“During my terms in office, I have consistently been a stewart [sic] of our city dollars, advocated for oversight and transparency, demanded openess [sic] and fairness in contracting and developed policies to deal with some of the City’s most pressing issues. While most would see these as accomplishments, others view them as threats,” Moore wrote on a Facebook event page announcing the event at Westside Pizza from 11am to 2pm.

“To that end, while I have not had opposition in the past, this term may be different. There is an effort underway to recruit a candidate to run against me in this year’s election,” Moore wrote.

“Those who are responsible are also expected to heavily fund the candidate and provide ‘on the ground’ campaign support. No challenge should be taken lightly, so it is important that I replenish my coffers. Your support will be vital! Thank you,” Moore wrote.

APN has previously reported that, according to sources, Mayor Kasim Reed and the business community have been looking for someone to unseat Councilwoman Moore for at least the past two years.

In 2011, APN reported that Pastor Stanley Calloway would run for the District 9 seat, although there was no indication he had been recruited by the Mayor or business community. Since then, APN has learned Calloway no longer intends to run.

In 2009, Moore ran without opposition. Incidentally, someone named Darryl Moore [no relation] had filed an intent to run, but did not qualify.

Moore has the second-most progressive voting record out of the current fifteen Councilmembers, according to the APN Atlanta City Council Scorecard 2013, with a score of 74.36 out of 100, based on 39 different votes or actions.

Actually, 74.36 is a good score for this Council; only three Councilmembers–Natalyn Archibong (District 5), Moore, and Michael Julian Bond (Post 1-at-large)–have scores higher than an F.

In addition, Moore is the most outspoken of the progressive Councilmembers.

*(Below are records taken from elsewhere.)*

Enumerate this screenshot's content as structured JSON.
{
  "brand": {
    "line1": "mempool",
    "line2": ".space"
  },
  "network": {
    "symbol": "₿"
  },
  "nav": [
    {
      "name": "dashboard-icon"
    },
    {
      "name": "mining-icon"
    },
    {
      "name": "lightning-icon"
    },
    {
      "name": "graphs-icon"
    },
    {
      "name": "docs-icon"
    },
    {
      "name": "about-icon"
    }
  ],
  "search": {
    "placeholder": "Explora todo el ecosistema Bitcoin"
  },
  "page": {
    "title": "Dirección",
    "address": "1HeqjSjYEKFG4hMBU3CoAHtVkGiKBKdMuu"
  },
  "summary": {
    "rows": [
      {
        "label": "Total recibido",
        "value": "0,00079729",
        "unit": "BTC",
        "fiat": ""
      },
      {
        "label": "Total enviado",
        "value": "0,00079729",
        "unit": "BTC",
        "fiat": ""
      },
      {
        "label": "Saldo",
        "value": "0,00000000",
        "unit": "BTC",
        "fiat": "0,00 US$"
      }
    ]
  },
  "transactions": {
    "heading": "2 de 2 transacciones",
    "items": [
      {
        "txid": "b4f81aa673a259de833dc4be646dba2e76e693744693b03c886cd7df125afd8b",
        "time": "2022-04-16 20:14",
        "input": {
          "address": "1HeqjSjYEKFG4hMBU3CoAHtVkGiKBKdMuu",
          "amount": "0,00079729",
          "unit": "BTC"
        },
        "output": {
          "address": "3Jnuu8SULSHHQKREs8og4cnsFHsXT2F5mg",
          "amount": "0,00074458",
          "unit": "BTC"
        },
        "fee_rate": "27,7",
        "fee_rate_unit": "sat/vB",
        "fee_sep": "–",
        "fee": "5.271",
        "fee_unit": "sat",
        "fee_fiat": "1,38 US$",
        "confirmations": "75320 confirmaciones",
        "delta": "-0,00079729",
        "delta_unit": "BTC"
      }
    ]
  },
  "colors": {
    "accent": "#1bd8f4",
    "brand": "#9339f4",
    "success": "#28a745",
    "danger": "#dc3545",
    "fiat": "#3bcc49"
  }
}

In 2008, Moore led a call for more Council oversight of the demolitions of family communities and senior highrises by the Atlanta Housing Authority. Moore passed one piece of legislation giving the Council time to review demolition applications, and another accepting voluntary measures by AHA, including quarterly presentations to the Council’s Community Development/Human Resources Cmte. The first piece of legislation overcame a Mayoral veto by then-Mayor Shirley Franklin.

In 2011, Moore took the lead on pension reform, not only blocking a harmful proposal, but offering an alternative in consultation with the unions, and working with Councilmembers to create a compromise.

In 2012, Moore took the lead in raising questions and opposing the award of concessions contracts at the Hartsfield-Jackson Atlanta International Airport.

In 2012, Moore took the lead for animal rights, when she proposed legislation to ban the use of bullhooks on elephants in Atlanta, including, for example, by the Ringling Bros. circus.

So far this year, she has led, again, the oversight, questioning, and opposition to the pending new Falcons stadium.

Previously, in a 2011 article, APN had raised concerns about Moore’s record on issues of transparency for the public. However, in retrospect, Moore has actually taken the lead on addressing issues of concern involving transparency raised by APN and others.

For example, in the 2011 article, APN raised a concern about Moore–who was then Chairwoman of the Cmte on Council–defending of the practice of holding closed-door Cmte Briefings.

However, in 2012, Moore–then Chairwoman of Finance/Executive Cmte–became the first Chairperson to open up their Cmte Briefings to the public. Archibong followed shortly thereafter, and in 2013, all Cmte Briefings were opened to the public.

In the 2011 article, APN raised concerns about Moore’s role in conducting, and later defending, the secret vote of 2010. APN’s News Editor–the present writer–won a Supreme Court of Georgia decision in 2012, finding unrecorded votes to be illegal under Georgia law.

The issue has since been resolved, with the Council in 2012 amending the minutes to disclose the votes, and later taking other measures. It should be noted that Moore does not bear sole responsibility for the secret vote, and the defense thereof, however; it is a responsibility that she shares with many other actors, including at least some other Council Members, the Office of the Municipal Clerk, the Council President, and the Law Department.

Also in the 2011 article, senior advocate Ben Howard criticized Moore for not following through on a promise to produce a Rules of Council document to be available to the citizens.

Since then, Moore has produced the document, which cites and organizes all Atlanta code and charter references to rules affecting the conduct of business of the City Council, including those affecting the public. This document is separate from the “Rules of Council”–a subset of rules that have the title Rules of Council–which are referenced in the code and are available from the Municipal Clerk. APN has found Moore’s document to be a useful resource.

(END/2013)

Leave a Reply

Your email address will not be published. Required fields are marked *


1 × eight =